Items from an interface collection

*** Begin section ***

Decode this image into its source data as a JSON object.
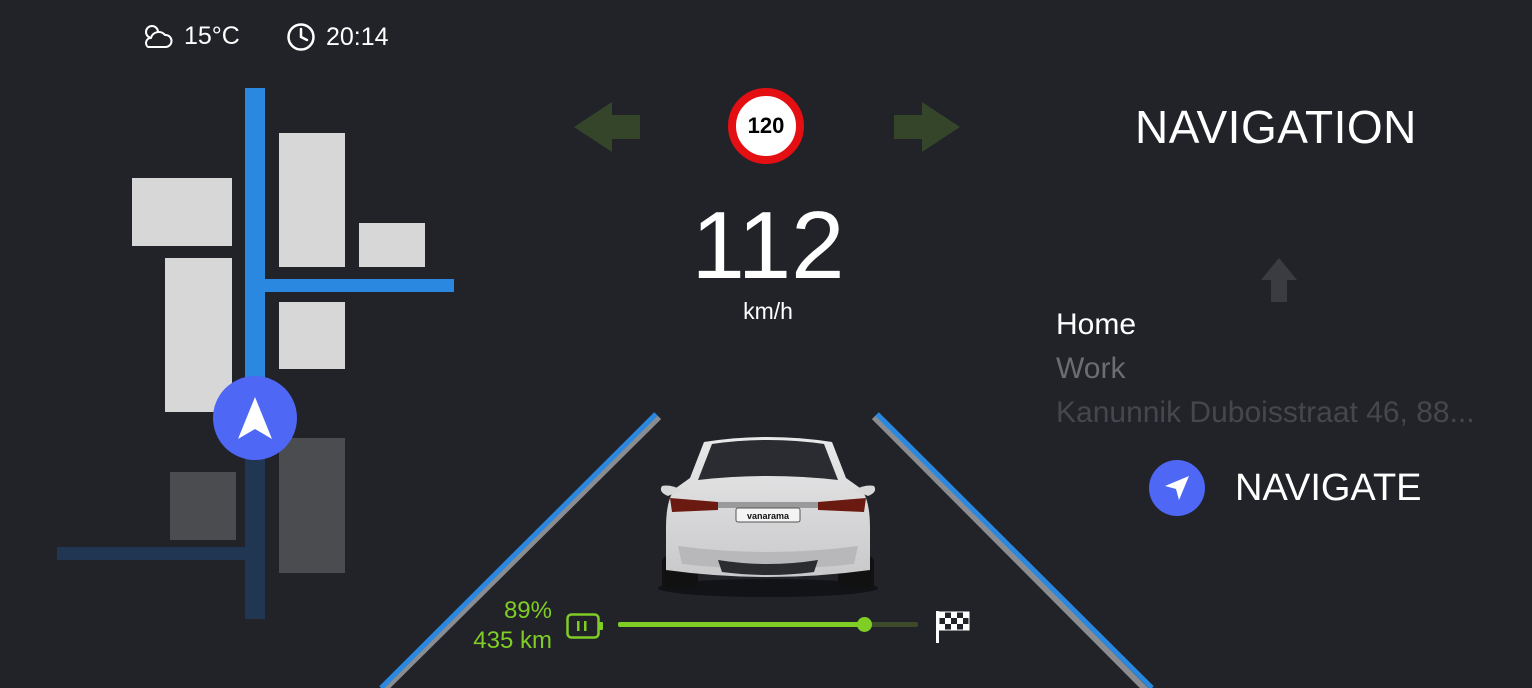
{
  "status": {
    "temperature": "15°C",
    "time": "20:14",
    "weather_icon": "partly-cloudy-icon",
    "clock_icon": "clock-icon"
  },
  "speed": {
    "limit": "120",
    "value": "112",
    "unit": "km/h"
  },
  "navigation": {
    "title": "NAVIGATION",
    "destinations": [
      "Home",
      "Work",
      "Kanunnik Duboisstraat 46, 88..."
    ],
    "selected_index": 0,
    "navigate_label": "NAVIGATE"
  },
  "battery": {
    "percent_label": "89%",
    "range_label": "435 km",
    "trip_progress": 0.82
  },
  "colors": {
    "background": "#212329",
    "road_blue": "#2a88e0",
    "accent_green": "#7fcd25",
    "limit_red": "#e30f13",
    "nav_blue": "#4f67f5",
    "turn_arrow": "#34452a"
  },
  "car": {
    "plate": "vanarama"
  }
}
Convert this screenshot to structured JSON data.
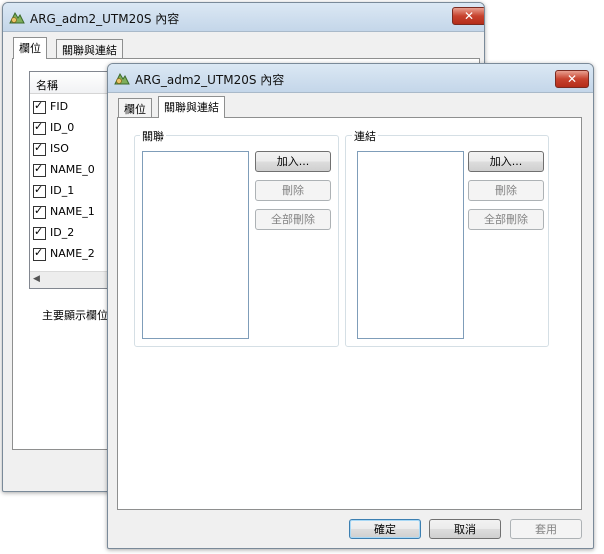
{
  "back_window": {
    "title": "ARG_adm2_UTM20S 內容",
    "tabs": [
      "欄位",
      "關聯與連結"
    ],
    "field_list": {
      "header": "名稱",
      "rows": [
        {
          "label": "FID",
          "checked": true
        },
        {
          "label": "ID_0",
          "checked": true
        },
        {
          "label": "ISO",
          "checked": true
        },
        {
          "label": "NAME_0",
          "checked": true
        },
        {
          "label": "ID_1",
          "checked": true
        },
        {
          "label": "NAME_1",
          "checked": true
        },
        {
          "label": "ID_2",
          "checked": true
        },
        {
          "label": "NAME_2",
          "checked": true
        }
      ]
    },
    "primary_display_label": "主要顯示欄位"
  },
  "front_window": {
    "title": "ARG_adm2_UTM20S 內容",
    "tabs": [
      "欄位",
      "關聯與連結"
    ],
    "active_tab": "關聯與連結",
    "relates": {
      "label": "關聯",
      "add": "加入...",
      "remove": "刪除",
      "remove_all": "全部刪除"
    },
    "joins": {
      "label": "連結",
      "add": "加入...",
      "remove": "刪除",
      "remove_all": "全部刪除"
    },
    "footer": {
      "ok": "確定",
      "cancel": "取消",
      "apply": "套用"
    }
  }
}
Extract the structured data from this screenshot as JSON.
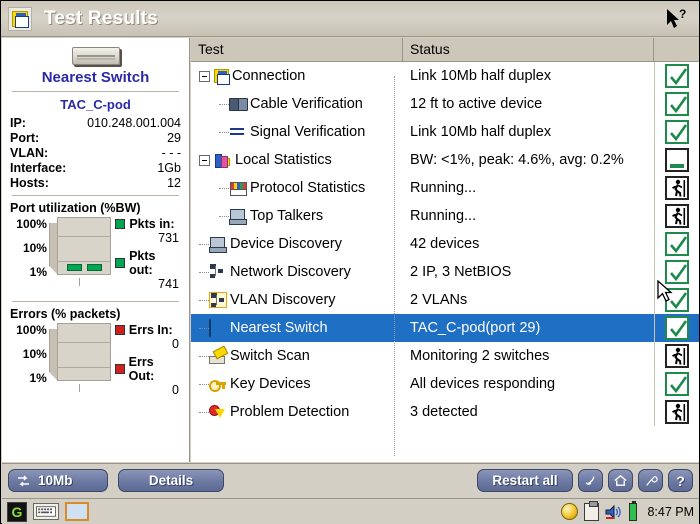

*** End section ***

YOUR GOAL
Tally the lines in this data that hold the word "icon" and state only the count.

SOLUTION FOR THIS PROBLEM
2